The records below are to be output exactly, except for their pictures.

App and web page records
>>
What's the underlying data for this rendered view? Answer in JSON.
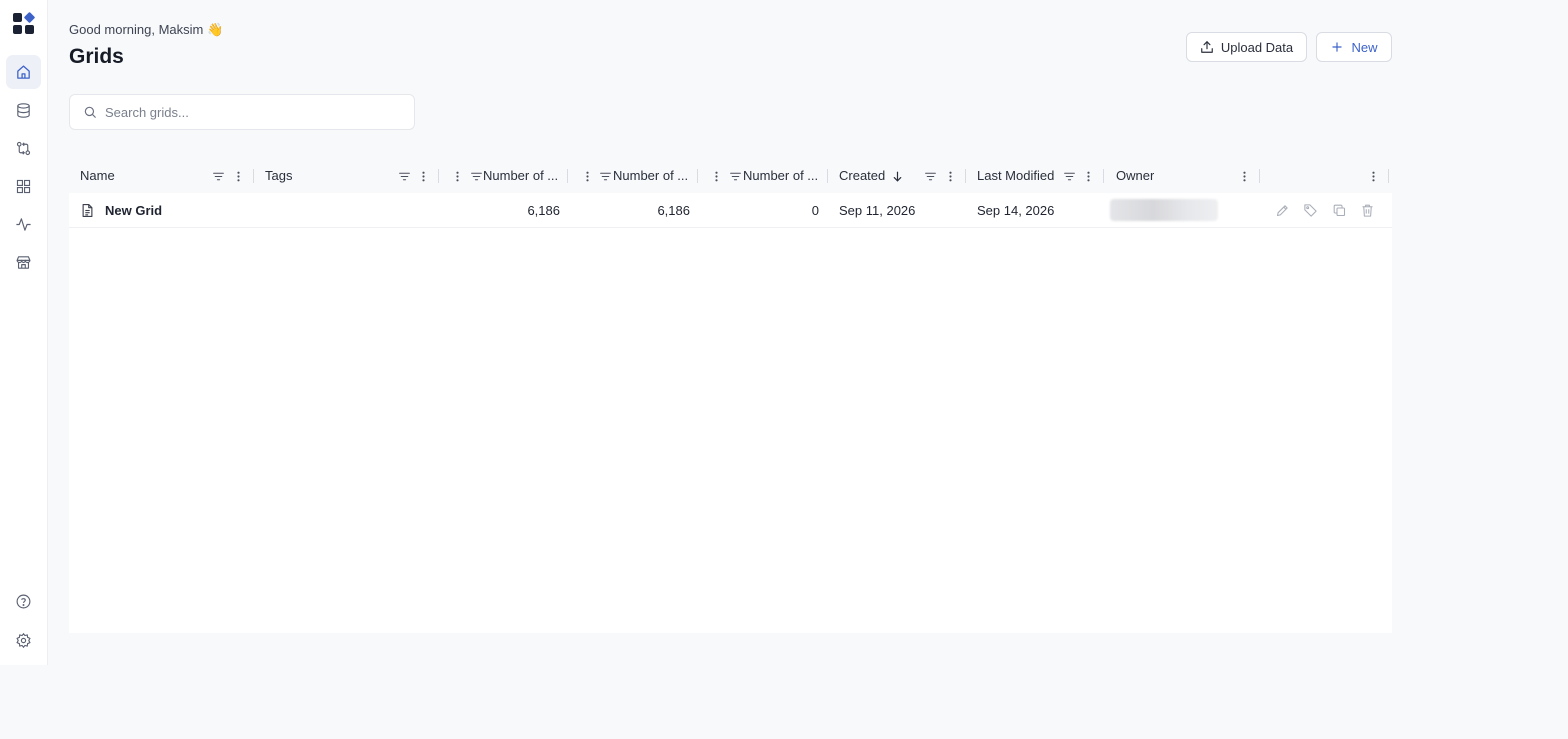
{
  "header": {
    "greeting": "Good morning, Maksim 👋",
    "title": "Grids"
  },
  "actions": {
    "upload_label": "Upload Data",
    "new_label": "New"
  },
  "search": {
    "placeholder": "Search grids..."
  },
  "sidebar": {
    "items": [
      {
        "icon": "home-icon",
        "active": true
      },
      {
        "icon": "database-icon",
        "active": false
      },
      {
        "icon": "transform-icon",
        "active": false
      },
      {
        "icon": "dashboard-icon",
        "active": false
      },
      {
        "icon": "activity-icon",
        "active": false
      },
      {
        "icon": "store-icon",
        "active": false
      }
    ],
    "bottom": [
      {
        "icon": "help-icon"
      },
      {
        "icon": "settings-icon"
      }
    ]
  },
  "table": {
    "columns": [
      "Name",
      "Tags",
      "Number of ...",
      "Number of ...",
      "Number of ...",
      "Created",
      "Last Modified",
      "Owner"
    ],
    "sort": {
      "column": "Created",
      "direction": "descending"
    },
    "rows": [
      {
        "name": "New Grid",
        "tags": "",
        "num1": "6,186",
        "num2": "6,186",
        "num3": "0",
        "created": "Sep 11, 2026",
        "modified": "Sep 14, 2026",
        "owner_hidden": true
      }
    ]
  },
  "colors": {
    "accent": "#3d63c9",
    "background": "#f8f9fb",
    "active_nav": "#eef0f8"
  }
}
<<
#### Completed task
What's the underlying data for this rendered view? Answer in JSON.
{
  "header": {
    "greeting": "Good morning, Maksim 👋",
    "title": "Grids"
  },
  "actions": {
    "upload_label": "Upload Data",
    "new_label": "New"
  },
  "search": {
    "placeholder": "Search grids..."
  },
  "sidebar": {
    "items": [
      {
        "icon": "home-icon",
        "active": true
      },
      {
        "icon": "database-icon",
        "active": false
      },
      {
        "icon": "transform-icon",
        "active": false
      },
      {
        "icon": "dashboard-icon",
        "active": false
      },
      {
        "icon": "activity-icon",
        "active": false
      },
      {
        "icon": "store-icon",
        "active": false
      }
    ],
    "bottom": [
      {
        "icon": "help-icon"
      },
      {
        "icon": "settings-icon"
      }
    ]
  },
  "table": {
    "columns": [
      "Name",
      "Tags",
      "Number of ...",
      "Number of ...",
      "Number of ...",
      "Created",
      "Last Modified",
      "Owner"
    ],
    "sort": {
      "column": "Created",
      "direction": "descending"
    },
    "rows": [
      {
        "name": "New Grid",
        "tags": "",
        "num1": "6,186",
        "num2": "6,186",
        "num3": "0",
        "created": "Sep 11, 2026",
        "modified": "Sep 14, 2026",
        "owner_hidden": true
      }
    ]
  },
  "colors": {
    "accent": "#3d63c9",
    "background": "#f8f9fb",
    "active_nav": "#eef0f8"
  }
}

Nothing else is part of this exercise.